The task
Produce a verbatim copy of the entries listed below.

--------

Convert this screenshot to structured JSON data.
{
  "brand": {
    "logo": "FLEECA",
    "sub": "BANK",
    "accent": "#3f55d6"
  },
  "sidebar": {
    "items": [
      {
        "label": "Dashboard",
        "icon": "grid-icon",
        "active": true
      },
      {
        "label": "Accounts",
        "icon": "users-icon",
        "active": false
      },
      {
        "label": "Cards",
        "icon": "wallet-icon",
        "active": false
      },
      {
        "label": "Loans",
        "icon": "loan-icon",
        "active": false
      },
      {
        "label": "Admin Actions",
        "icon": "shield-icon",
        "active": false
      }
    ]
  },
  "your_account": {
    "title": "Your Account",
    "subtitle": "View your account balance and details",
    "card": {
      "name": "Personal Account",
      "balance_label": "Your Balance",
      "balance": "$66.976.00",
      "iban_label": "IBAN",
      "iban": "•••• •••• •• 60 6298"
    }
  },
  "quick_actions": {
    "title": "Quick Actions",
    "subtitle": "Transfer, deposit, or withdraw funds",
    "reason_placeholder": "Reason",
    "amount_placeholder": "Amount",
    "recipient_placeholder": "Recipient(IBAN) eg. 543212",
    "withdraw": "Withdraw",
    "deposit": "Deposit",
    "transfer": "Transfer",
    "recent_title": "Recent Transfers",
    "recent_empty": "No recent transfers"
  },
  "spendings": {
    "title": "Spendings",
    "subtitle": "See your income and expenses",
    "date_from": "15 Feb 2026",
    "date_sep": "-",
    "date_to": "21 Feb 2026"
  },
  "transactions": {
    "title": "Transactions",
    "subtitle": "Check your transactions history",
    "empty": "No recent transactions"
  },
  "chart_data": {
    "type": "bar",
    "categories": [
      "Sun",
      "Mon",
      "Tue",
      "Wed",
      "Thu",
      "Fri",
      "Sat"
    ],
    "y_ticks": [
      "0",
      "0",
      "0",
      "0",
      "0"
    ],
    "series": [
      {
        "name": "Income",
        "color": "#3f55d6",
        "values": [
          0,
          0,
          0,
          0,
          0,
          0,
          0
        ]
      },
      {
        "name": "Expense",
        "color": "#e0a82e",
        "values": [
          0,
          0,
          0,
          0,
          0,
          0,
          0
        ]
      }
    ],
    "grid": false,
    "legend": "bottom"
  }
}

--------

Exercise response
Convert this screenshot to structured JSON data.
{
  "brand": {
    "logo": "FLEECA",
    "sub": "BANK",
    "accent": "#3f55d6"
  },
  "sidebar": {
    "items": [
      {
        "label": "Dashboard",
        "icon": "grid-icon",
        "active": true
      },
      {
        "label": "Accounts",
        "icon": "users-icon",
        "active": false
      },
      {
        "label": "Cards",
        "icon": "wallet-icon",
        "active": false
      },
      {
        "label": "Loans",
        "icon": "loan-icon",
        "active": false
      },
      {
        "label": "Admin Actions",
        "icon": "shield-icon",
        "active": false
      }
    ]
  },
  "your_account": {
    "title": "Your Account",
    "subtitle": "View your account balance and details",
    "card": {
      "name": "Personal Account",
      "balance_label": "Your Balance",
      "balance": "$66.976.00",
      "iban_label": "IBAN",
      "iban": "•••• •••• •• 60 6298"
    }
  },
  "quick_actions": {
    "title": "Quick Actions",
    "subtitle": "Transfer, deposit, or withdraw funds",
    "reason_placeholder": "Reason",
    "amount_placeholder": "Amount",
    "recipient_placeholder": "Recipient(IBAN) eg. 543212",
    "withdraw": "Withdraw",
    "deposit": "Deposit",
    "transfer": "Transfer",
    "recent_title": "Recent Transfers",
    "recent_empty": "No recent transfers"
  },
  "spendings": {
    "title": "Spendings",
    "subtitle": "See your income and expenses",
    "date_from": "15 Feb 2026",
    "date_sep": "-",
    "date_to": "21 Feb 2026"
  },
  "transactions": {
    "title": "Transactions",
    "subtitle": "Check your transactions history",
    "empty": "No recent transactions"
  },
  "chart_data": {
    "type": "bar",
    "categories": [
      "Sun",
      "Mon",
      "Tue",
      "Wed",
      "Thu",
      "Fri",
      "Sat"
    ],
    "y_ticks": [
      "0",
      "0",
      "0",
      "0",
      "0"
    ],
    "series": [
      {
        "name": "Income",
        "color": "#3f55d6",
        "values": [
          0,
          0,
          0,
          0,
          0,
          0,
          0
        ]
      },
      {
        "name": "Expense",
        "color": "#e0a82e",
        "values": [
          0,
          0,
          0,
          0,
          0,
          0,
          0
        ]
      }
    ],
    "grid": false,
    "legend": "bottom"
  }
}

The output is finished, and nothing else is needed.